Cricket SA’s administration has dissolved into crisis since it suspended Thabang Moroe as chief executive last December.
It then instituted a forensic investigation, the result of which has pushed the administration to the precipice.
Mthethwa has tried to stay out of all the drama, giving responsibility to Sascoc to try and help CSA resolve its problems. But that hasn’t worked and now he is willing to use the ‘Dispute Resolution’ clause in the National Sport and Recreation Act of 1998, to step in at CSA.
Section 13 of the Act allows Mthethwa to ask the president of the country to establish a commission of inquiry should all avenues for resolving disputes be exhausted.
Mthethwa last met with CSA on Monday where he once again reiterated his support for Sascoc’s measures – which include creating a task team to investigate CSA, and that senior management officials including company secretary Welsh Gwaza and acting CEO, Kugandrie Govender “step aside.”
“Having evaluated the discussions as well as the subsequent reporting on this matter, I have now reached a point where I see no value in any further engagement with CSA,” Mthethwa said in a statement.
Mthethwa has also informed the International Cricket Council of his plans to intervene at CSA. The ICC stipulates that it can sanction a national board, even banning that country from playing internationally, should its government take over the running of the board.

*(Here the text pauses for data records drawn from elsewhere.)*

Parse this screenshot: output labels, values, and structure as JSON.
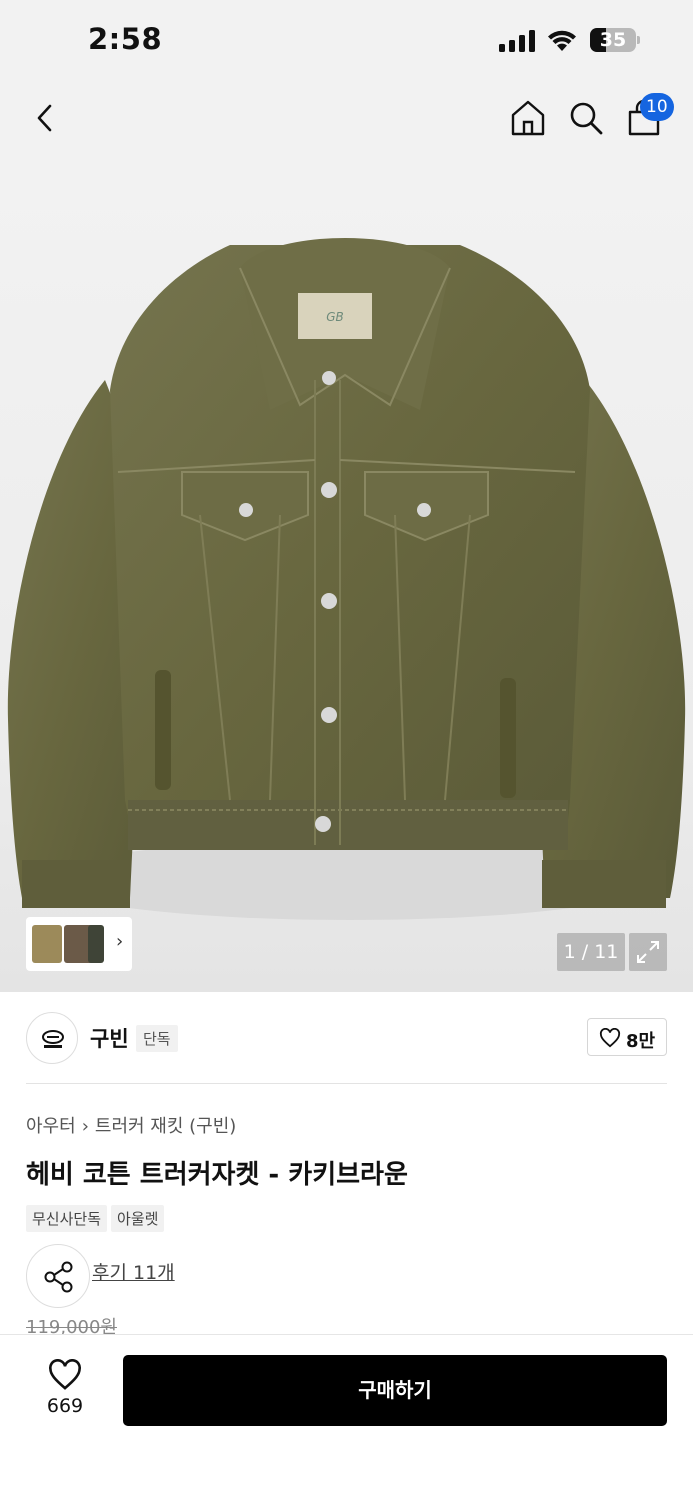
{
  "status_bar": {
    "time": "2:58",
    "battery": "35",
    "battery_level": 0.35
  },
  "nav": {
    "back_icon": "chevron-left-icon",
    "home_icon": "home-icon",
    "search_icon": "search-icon",
    "cart_icon": "shopping-bag-icon",
    "cart_badge": "10",
    "badge_color": "#1565e0"
  },
  "gallery": {
    "counter": "1 / 11",
    "expand_icon": "expand-icon",
    "thumb_arrow": "›",
    "product_color": "#6b6a45"
  },
  "brand": {
    "name": "구빈",
    "tag": "단독",
    "like_count": "8만"
  },
  "product": {
    "breadcrumb": [
      "아우터",
      "트러커 재킷 (구빈)"
    ],
    "title": "헤비 코튼 트러커자켓 - 카키브라운",
    "tags": [
      "무신사단독",
      "아울렛"
    ],
    "review_link": "후기 11개",
    "original_price": "119,000원"
  },
  "bottom_bar": {
    "wish_count": "669",
    "buy_label": "구매하기"
  }
}
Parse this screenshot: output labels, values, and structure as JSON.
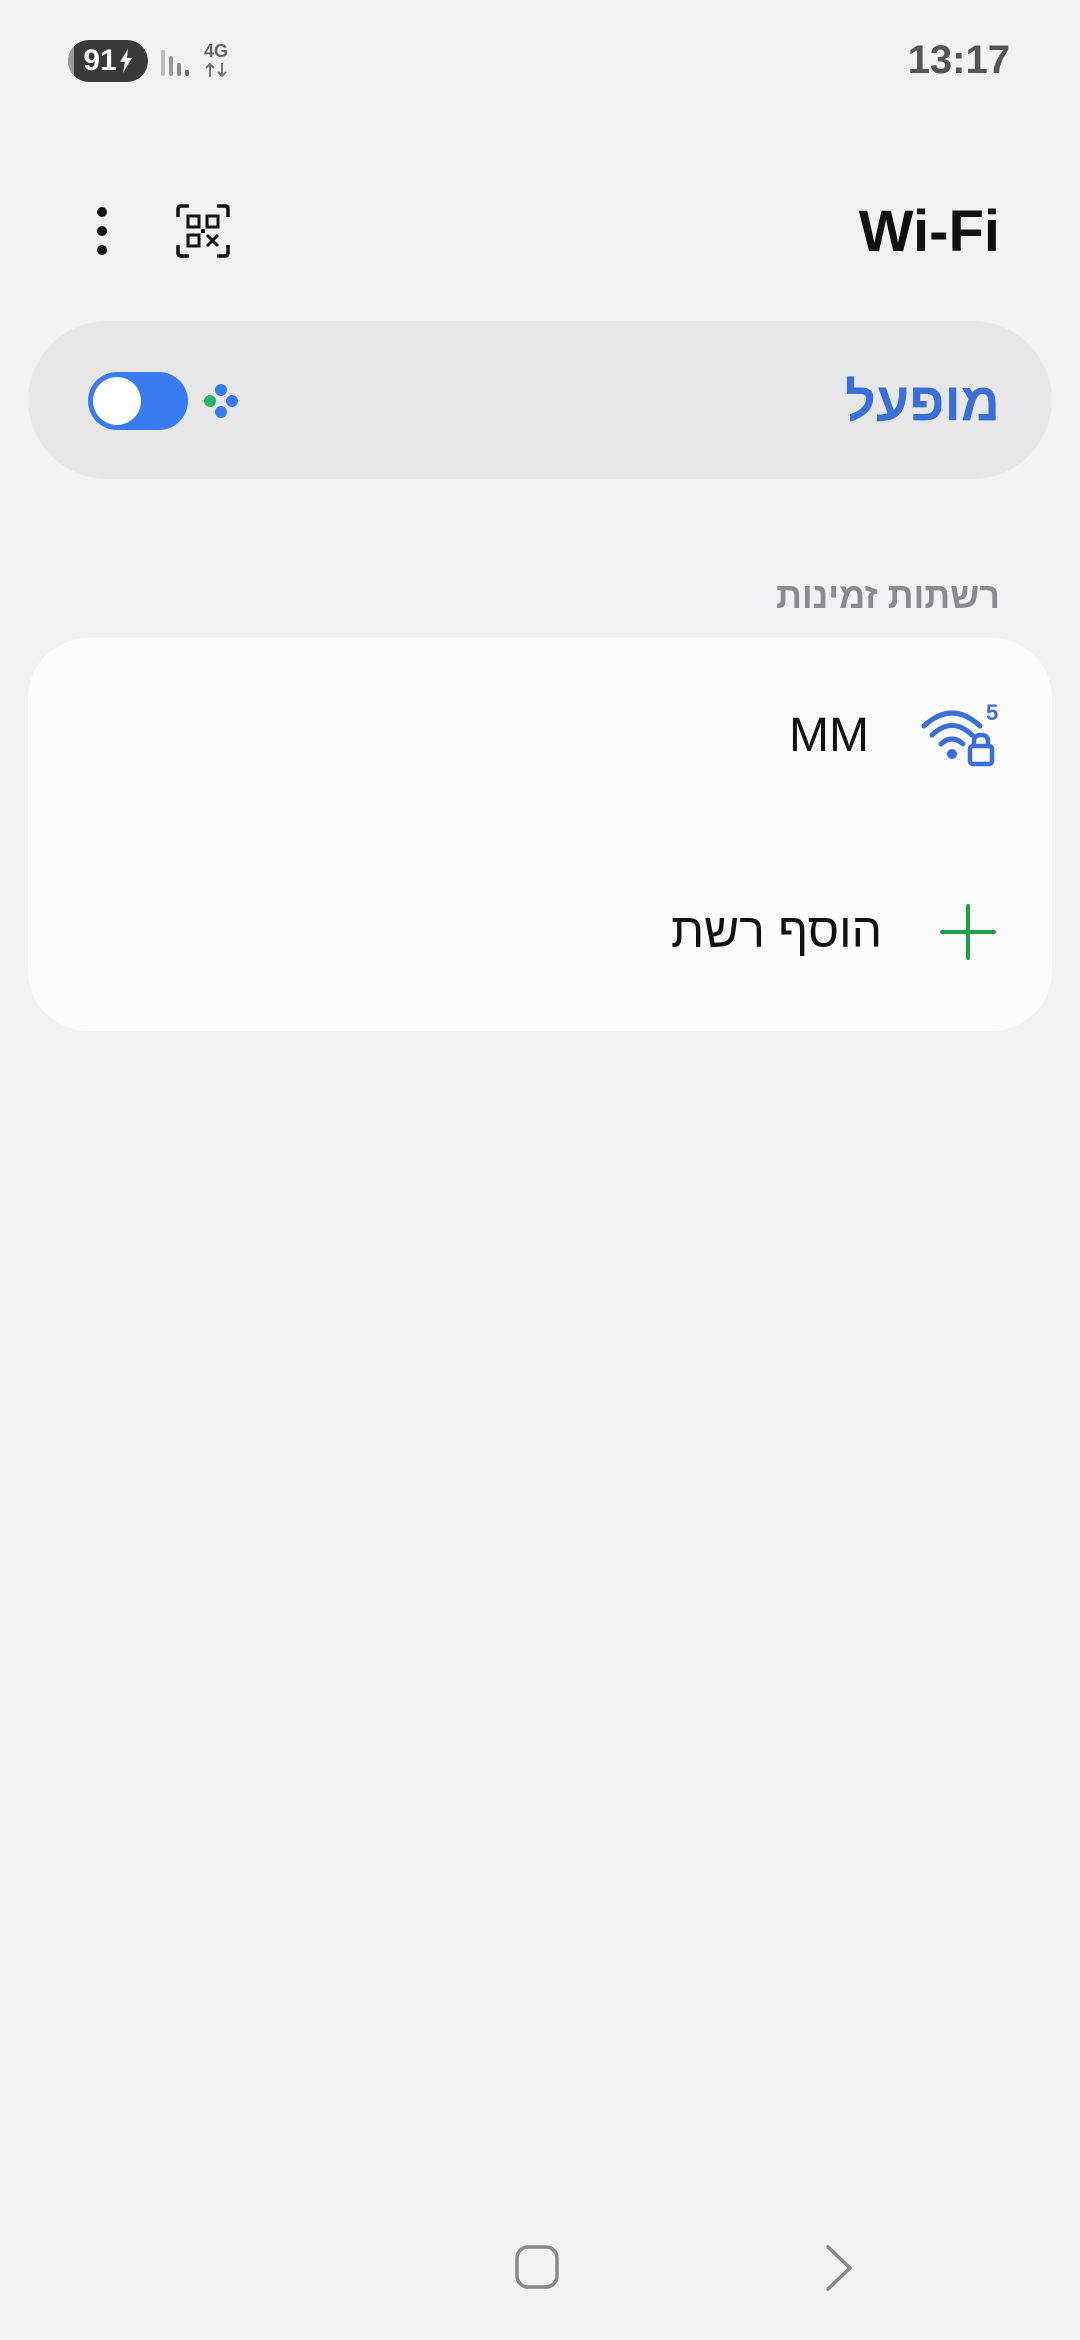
{
  "status_bar": {
    "battery": "91",
    "network_type": "4G",
    "time": "13:17",
    "icons": [
      "battery-charging-icon",
      "signal-icon",
      "data-arrows-icon"
    ]
  },
  "toolbar": {
    "title": "Wi-Fi",
    "icons": [
      "more-vert-icon",
      "qr-scan-icon"
    ]
  },
  "master_toggle": {
    "label": "מופעל",
    "checked": true,
    "accent_color": "#3a6fd8",
    "switch_color": "#3a7bf2"
  },
  "available_networks": {
    "header": "רשתות זמינות",
    "networks": [
      {
        "ssid": "MM",
        "band": "5",
        "secured": true,
        "icon": "wifi-lock-icon"
      }
    ],
    "add_network": {
      "label": "הוסף רשת",
      "icon": "plus-icon",
      "icon_color": "#1fa04a"
    }
  },
  "navigation_bar": {
    "icons": [
      "home-icon",
      "back-icon"
    ]
  }
}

“The ball is now firmly in the court of CSA,” Wednesday morning’s statement concluded.